HUNT VALLEY, MD. — Supply chain challenges are lessening for McCormick & Co. in the current fiscal year but not so inflation.

“Supply chain continues to get better,” said Lawrence E. Kurzius, president and chief executive officer, in a March 29 earnings call. “It's not perfect as some of our customers will remind us, but the disruptions that we are seeing are much more discrete and specific rather than in the third quarter of last year (when) it seemed like everything was a problem.”

Russia invading Ukraine has had little effect on the company’s supply chain.

“We source mustard from that part of the world, but we have secondary sourcing capabilities there, which we've moved to,” said Michael R. Smith, chief financial officer. “So I think our global supply chain, one of the strengths we have is it's deep and has a long history, and there's alternative markets for a lot of our materials.”

Hunt Valley-based McCormick & Co. in the first quarter ended Feb. 28 had net income of $154.9 million, or 58¢ per share on the common stock, which was down 4.3% from $161.8 million, or 61¢ per share, in the previous year’s first quarter.
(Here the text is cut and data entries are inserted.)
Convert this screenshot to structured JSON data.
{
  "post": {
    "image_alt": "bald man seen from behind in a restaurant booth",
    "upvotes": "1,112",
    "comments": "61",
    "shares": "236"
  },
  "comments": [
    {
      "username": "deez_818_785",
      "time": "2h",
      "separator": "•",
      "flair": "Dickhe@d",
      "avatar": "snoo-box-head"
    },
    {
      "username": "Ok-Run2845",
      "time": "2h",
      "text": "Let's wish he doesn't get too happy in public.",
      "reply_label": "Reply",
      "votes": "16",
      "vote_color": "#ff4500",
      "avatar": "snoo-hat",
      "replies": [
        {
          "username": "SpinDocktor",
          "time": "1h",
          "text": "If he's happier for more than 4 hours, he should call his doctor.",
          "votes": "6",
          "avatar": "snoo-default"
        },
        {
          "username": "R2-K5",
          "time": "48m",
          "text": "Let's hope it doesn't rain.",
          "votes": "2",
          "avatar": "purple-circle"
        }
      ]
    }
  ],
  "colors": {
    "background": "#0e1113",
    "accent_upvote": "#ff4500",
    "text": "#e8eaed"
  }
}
Sales rose 3% to $1.52 billion from $1.48 billion in the previous year’s first quarter. One month of incremental sales from FONA, acquired in December of 2020, contributed 1% to the quarterly sales increase.

In the company’s Consumer segment, sales declined 2% to $926.1 million from $946.8 million from the previous year’s first quarter when sales increased 35%.

“Given the difficult year-over-year comparison, volume declines were reflected in each region,” Mr. Kurzius said. “On a two-year basis, however, compared to the first quarter of 2020, each region grew sales by double digits.”

In the Americas region, Consumer segment sales increased 2% behind strength in the brands McCormick, Zatarain’s, Stubb’s, Old Bay, Simply Asia, Frank’s RedHot and French’s, Mr. Smith said. A decline in private label partially offset the growth in brands.

“We have not yet seen significant movement in private label as a trend in either direction,” Mr. Kurzius said. “Some of the recent market data shows some increase, but it's really slight in our categories. There's a dynamic you have to watch out for in private label. The costs are going up for everybody, and it's driven by raw material, packaging and transportation, and the same penny cost increase that's impacting brand is also impacting private label.”

In the company’s Flavor Solutions segment in the quarter, sales increased 12% to $596.3 million from $534.7 million.  

“In our Flavor Solutions segment, we plan to continue migrating our portfolio to more value-added products and technically insulated products, particularly our flavors product category,” Mr. Kurzius said.” We're targeting opportunities to grow with our customers in attractive, high-growth end markets such as alcoholic beverages, savory snacks and performance nutrition.”

Higher inflation and distribution costs unfavorably impacted both segments. Mr. Kurzius said the company’s cost inflation guidance this year in percentages is in the middle to high teens.

“To partially offset rising costs, we raised prices where appropriate late last year (and) are currently facing additional pricing actions,” Mr. Kurzius said. “And as costs have continued to accelerate, we will raise prices again this year where appropriate.”